While marketing budgets in the athleisure space remain relatively high, according to Bloomberg, with spending generally 10-12 percent of sales, Lululemon appears to be doing something different than its competitors: it relies heavily on local yoga instructors and athletic trainers to serve as brand ambassadors.

“As more retailers seek to feature experiences in the store to engage shoppers, Lululemon—a pioneer of free, in-store yoga classes and a brand ambassadors model that has been replicated by other athletic fashion retailers—has continued to attract consumers through new variations and localized experiences, one example being its ‘Mindfulosophy’ meditation space in its New York flagship location,” eMarketer concludes.

In addition, Lululemon has also made sure to strike a careful balance between its 345 brick-and-mortar locations and its e-commerce sales.

During the company’s Q3 earnings call this past week, Lululemon CFO Stuart Haselden said the brand would introduce a “buy online/pick up in-store” option next year.

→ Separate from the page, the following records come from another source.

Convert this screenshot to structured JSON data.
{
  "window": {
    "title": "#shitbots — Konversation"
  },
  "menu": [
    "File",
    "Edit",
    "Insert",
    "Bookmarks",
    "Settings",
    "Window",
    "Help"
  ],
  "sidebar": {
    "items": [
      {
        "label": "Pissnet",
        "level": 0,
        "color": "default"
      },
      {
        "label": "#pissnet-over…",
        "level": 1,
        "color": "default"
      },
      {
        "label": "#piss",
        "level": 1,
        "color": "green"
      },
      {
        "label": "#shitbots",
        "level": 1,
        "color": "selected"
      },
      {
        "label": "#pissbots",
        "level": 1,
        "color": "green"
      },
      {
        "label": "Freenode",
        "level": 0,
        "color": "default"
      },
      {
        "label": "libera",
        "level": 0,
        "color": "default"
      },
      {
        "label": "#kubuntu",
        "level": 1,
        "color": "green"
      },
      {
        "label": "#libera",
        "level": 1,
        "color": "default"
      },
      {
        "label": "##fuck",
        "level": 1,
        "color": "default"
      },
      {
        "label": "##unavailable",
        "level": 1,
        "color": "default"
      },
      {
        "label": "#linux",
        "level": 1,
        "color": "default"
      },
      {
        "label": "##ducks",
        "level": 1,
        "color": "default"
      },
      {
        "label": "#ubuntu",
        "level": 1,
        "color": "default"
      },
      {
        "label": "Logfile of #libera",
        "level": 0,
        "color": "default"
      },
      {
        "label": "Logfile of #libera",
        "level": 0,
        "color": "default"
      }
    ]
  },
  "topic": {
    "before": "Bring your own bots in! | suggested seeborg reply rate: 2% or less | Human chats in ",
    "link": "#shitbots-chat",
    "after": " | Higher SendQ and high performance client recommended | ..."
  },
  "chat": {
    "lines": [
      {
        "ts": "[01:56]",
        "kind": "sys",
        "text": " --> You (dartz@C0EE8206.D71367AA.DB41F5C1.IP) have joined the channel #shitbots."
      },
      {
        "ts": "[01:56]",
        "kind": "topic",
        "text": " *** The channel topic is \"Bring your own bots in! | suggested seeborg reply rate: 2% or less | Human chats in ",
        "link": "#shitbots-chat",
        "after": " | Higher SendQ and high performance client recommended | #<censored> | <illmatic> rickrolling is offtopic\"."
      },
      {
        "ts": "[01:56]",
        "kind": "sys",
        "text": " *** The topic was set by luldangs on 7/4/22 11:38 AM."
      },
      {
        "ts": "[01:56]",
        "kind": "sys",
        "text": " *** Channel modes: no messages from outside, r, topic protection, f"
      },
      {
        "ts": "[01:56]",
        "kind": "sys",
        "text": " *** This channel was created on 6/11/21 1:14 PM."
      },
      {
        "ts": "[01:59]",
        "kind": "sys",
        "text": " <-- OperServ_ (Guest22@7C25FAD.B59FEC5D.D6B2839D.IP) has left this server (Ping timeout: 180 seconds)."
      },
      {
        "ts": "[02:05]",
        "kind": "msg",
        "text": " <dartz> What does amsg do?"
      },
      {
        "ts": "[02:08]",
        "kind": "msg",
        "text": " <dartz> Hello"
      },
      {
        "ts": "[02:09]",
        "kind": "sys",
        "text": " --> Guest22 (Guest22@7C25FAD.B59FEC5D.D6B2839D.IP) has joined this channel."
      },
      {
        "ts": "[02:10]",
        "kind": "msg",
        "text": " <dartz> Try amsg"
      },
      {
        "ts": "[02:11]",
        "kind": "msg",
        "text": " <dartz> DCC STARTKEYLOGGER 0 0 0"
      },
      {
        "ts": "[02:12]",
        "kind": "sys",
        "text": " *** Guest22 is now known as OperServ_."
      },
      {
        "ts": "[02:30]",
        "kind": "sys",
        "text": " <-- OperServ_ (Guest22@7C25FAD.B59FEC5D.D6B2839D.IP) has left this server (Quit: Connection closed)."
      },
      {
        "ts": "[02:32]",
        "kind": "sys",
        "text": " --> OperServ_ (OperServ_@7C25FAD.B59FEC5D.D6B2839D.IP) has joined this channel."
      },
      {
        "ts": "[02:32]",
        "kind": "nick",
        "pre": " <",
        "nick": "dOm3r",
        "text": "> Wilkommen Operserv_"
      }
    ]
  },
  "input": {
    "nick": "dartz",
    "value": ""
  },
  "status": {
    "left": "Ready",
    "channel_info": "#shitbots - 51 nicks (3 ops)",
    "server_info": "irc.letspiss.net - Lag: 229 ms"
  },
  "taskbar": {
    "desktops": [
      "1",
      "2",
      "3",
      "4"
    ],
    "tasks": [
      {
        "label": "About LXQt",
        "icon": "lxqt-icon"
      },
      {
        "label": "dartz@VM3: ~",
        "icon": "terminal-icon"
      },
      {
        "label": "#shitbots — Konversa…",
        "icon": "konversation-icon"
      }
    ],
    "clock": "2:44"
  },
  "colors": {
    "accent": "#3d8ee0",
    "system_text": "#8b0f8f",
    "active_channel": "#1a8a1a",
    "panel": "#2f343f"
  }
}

“We’re thrilled that we’ve seen on other omnichannel initiatives, ship from store has been very successful,” Haselden. “Our business model continues to become more and more omnichannel. Our stores and digital business has become more and more every day. So we’re excited that we’re able to recognize demand in one channel and somewhat in another in a more and more seamless manner as we develop these capabilities.”

“What I guess the most excited about is how first of all agile our stores are in terms of really been able to adapt and to be able to integrate omni into everything they do,” Celeste Burgoyne, Lululemon’s VP, Retail, Americas, added. “The way I really look at is, obviously, omni and digital go hand in hand with stores and its becoming more of a way as we operate and every touch point is really touch point that we own and we’re leveraging those channels for what their best able to delivery for us. As we look at our store portfolio rollout, as well as our digital business we see kind of all those rise and our ability to be easy channel strategically allows for that.”


About The Author
David Kaplan David Kaplan @davidakaplan

A New York City-based journalist for over 20 years, David Kaplan is managing editor of A former editor and reporter at AdExchanger, paidContent, Adweek and MediaPost.